European Parliament approves of an extra 1,850,000€ for the welfare of pigs, lab animals and large carnivores
This result came after an intense and coordinated lobby effort between Eurogroup for Animals and the European Parliament Intergroup on the Welfare and Conservation of Animals.
One step closer to ending piglet castration (600,000 €)
The first project will aim to foster the establishment of a harmonised internal market for pig meat obtained from pigs that have not been surgically castrated. To do so, key stakeholders in the meat supply chain such as farmers, slaughterhouses, food processors and retailers will be encouraged to share and disseminate techniques and best practices that eliminate the need to castrate pigs surgically. In particular, the project will encourage knowledge transfer concerning

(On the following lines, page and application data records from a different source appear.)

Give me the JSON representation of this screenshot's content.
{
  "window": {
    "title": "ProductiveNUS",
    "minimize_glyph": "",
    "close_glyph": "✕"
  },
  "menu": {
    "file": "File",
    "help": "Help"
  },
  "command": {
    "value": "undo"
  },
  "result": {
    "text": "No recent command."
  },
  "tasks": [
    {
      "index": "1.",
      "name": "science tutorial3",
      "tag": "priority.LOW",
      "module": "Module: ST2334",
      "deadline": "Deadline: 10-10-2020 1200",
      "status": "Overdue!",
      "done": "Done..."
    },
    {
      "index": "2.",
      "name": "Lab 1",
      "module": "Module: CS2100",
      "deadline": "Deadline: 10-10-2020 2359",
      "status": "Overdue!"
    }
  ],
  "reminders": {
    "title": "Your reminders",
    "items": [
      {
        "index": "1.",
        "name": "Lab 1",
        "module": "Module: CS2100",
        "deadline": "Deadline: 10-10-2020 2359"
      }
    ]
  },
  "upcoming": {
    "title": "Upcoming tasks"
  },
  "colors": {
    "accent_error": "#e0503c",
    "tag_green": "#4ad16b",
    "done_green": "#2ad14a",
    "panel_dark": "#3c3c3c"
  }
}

- reliable and viable boar taint detection methods;
- utilisation of boar tainted carcasses during processing;
- marketing and valorisation of meat from pigs that are not surgically castrated.
This successful adoption was possible thanks to the commitment of Jan Huitema MEP (ALDE, NL), Clara Eugenia Aguilera García (S&D, ES) and of the Members of the Animal Welfare Intergroup’s working group on pig welfare who all participated in promoting the initiative in relevant Committees and in the Political Groups.
Boosting the uptake of alternatives to animal testing (1,000,000 €)
Acknowledging that the current pace of phasing out animal testing is insufficient, this project will connect stakeholders more effectively through awareness raising actions, information and knowledge exchange, education programs and targeted training courses for the animal users. This project will give an extra push to the work already undertaken by the Education & Training Platform for Laboratory Animal Science (ETPLAS), an initiative strongly supported by the Commission, national governments, industry, research and the animal welfare community.
Preserve the welfare of large carnivores (250,000€)
The preservation of large carnivores is often facing resistance from land users while receiving support from a growing conservation-sensitive public. The conflicts this can generate has featured high in discussions during the evaluation of the EU’s emblematic NATURE Directive.
This pilot project will address these conflicts and herewith foster the welfare and conservation of large carnivores by bringing opposed stakeholders together in regional or local platforms of coexistence and helping them develop key joint welfare and preservation actions.
Jumping the last hurdles in the EU budgetary procedure
The pilot projects have still to undergo the remaining hurdles of the EU-budgetary procedure but the positive vote in the Committee on Budgets has allowed securing them for the further steps. The vote in plenary is scheduled for the 26th October and will be followed by the conciliation with the Council. The last step of the budgetary procedure will be the Parliament vote on the conciliation outcome during the November plenary session in Strasbourg. Eurogroup for Animals will continue its critical lobby, jointly with its parliamentary allies through the Intergroup on the Welfare and Conservation of Animals.